Near and far, far and near

It’s wonderful sunshine and the cherry blossom is open. I’ve tried taking a close-up but need a bit more practise. I didn’t take this photograph because it shows the pale green pistil; the female reproductive organ with its long stem, the style, with the bulbous stigma on the end. I also didn’t take this photograph because of the many stamens, the thin white filaments with the yellow anthers full of pollen on the top. I took this photograph because of the shadows of the pistil and the stamens projected onto the pale pink petal. Next time I’ll take just a photograph of that, and maybe I’ll get it in focus properly.

Cherry - The Hall of Einar - photograph (c) David Bailey (not the)

It’s a flowering cherry tree on the pitch-and-putt in Shaldon in South Devon; at least that’s what it used to be called. It now has a sign saying ‘Approach golf’. I’m not sure if that’s an instruction or a name.

Cherry - The Hall of Einar - photograph (c) David Bailey (not the)

In the distance I can see Teignmouth, the town at the mouth of the River Teign which runs down from Dartmoor. Teignmouth was the last place in England to be invaded by a foreign power: In July 1690 the French fleet was anchored in Torbay after defeating the Anglo-Dutch fleet at the Battle of Beachy Head. 1,000 of the French sailors travelled up the coast and attacked Teignmouth.
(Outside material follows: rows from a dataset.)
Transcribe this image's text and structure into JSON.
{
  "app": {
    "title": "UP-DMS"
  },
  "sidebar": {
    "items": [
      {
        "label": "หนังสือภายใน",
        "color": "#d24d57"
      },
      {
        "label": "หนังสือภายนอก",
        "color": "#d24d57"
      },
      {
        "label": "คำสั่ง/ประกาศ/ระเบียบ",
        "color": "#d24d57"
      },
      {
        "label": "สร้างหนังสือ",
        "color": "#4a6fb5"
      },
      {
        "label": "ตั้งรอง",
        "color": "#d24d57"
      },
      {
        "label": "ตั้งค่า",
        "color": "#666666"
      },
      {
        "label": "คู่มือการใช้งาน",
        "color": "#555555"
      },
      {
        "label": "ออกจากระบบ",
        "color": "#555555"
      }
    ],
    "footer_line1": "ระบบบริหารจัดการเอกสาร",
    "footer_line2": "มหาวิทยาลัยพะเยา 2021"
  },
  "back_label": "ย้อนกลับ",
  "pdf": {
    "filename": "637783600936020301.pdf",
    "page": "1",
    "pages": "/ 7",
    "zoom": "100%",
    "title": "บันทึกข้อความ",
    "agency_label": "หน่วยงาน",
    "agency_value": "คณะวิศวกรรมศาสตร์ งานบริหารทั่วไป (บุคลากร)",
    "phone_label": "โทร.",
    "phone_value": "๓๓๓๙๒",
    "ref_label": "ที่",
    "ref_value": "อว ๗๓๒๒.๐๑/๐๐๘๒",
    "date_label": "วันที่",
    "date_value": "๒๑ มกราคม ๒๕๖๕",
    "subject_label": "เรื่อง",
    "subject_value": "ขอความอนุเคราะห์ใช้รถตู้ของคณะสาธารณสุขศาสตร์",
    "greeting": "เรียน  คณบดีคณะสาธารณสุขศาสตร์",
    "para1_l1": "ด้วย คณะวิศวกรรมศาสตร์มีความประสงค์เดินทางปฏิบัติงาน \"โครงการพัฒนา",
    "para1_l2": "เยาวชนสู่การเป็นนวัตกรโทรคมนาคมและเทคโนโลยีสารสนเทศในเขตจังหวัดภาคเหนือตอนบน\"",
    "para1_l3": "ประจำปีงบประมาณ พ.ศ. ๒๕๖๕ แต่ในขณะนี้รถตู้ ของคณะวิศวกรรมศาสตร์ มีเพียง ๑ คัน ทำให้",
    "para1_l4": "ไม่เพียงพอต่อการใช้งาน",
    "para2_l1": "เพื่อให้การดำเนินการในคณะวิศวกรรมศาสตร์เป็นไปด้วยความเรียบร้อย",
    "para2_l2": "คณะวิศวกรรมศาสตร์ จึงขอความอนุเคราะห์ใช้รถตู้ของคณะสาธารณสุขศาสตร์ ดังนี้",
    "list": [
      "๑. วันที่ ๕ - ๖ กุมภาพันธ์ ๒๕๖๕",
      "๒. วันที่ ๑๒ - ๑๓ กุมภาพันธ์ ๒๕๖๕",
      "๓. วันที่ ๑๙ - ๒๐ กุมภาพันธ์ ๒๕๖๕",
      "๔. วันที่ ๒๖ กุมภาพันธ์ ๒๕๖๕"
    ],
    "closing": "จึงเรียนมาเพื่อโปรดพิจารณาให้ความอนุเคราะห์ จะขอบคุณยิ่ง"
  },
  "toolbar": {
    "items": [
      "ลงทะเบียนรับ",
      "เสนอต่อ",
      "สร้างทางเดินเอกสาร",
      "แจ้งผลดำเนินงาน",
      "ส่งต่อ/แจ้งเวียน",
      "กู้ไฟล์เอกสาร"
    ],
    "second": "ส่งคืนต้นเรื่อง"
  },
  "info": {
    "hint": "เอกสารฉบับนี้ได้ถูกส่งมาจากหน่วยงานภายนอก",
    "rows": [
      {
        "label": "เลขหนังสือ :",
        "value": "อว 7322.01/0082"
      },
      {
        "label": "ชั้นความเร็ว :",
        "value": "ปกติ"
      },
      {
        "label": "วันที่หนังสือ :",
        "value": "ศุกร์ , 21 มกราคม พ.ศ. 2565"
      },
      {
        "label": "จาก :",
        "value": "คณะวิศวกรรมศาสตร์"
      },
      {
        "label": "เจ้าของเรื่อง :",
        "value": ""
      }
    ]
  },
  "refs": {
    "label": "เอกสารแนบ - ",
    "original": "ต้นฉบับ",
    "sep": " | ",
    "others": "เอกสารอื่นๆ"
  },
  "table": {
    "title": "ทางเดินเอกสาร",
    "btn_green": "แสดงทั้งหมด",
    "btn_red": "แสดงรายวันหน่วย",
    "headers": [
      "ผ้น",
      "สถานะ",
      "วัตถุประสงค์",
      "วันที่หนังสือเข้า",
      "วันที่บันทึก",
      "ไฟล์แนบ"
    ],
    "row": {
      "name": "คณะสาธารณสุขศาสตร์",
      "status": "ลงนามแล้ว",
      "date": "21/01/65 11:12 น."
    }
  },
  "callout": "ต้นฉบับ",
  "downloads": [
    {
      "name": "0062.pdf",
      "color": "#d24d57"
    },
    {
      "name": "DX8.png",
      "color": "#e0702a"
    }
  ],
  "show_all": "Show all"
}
“… on the 26th day of this instant July 1690 by Foure of the clocke in the morning, your poor petitioners were invaded to the number of 1,000 or thereabouts, who in the space of three hours tyme, burnt down to the ground the dwelling houses of 240 persons of our parish and upwards, plundered and carried away all our goods, defaced our churches, burnt ten of our ships in the harbour, besides fishing boats, netts and other fishing craft…”

Teignmouth - The Hall of Einar - photograph (c) David Bailey (not the)

It seems to have recovered.

Feel free to leave a Reply :)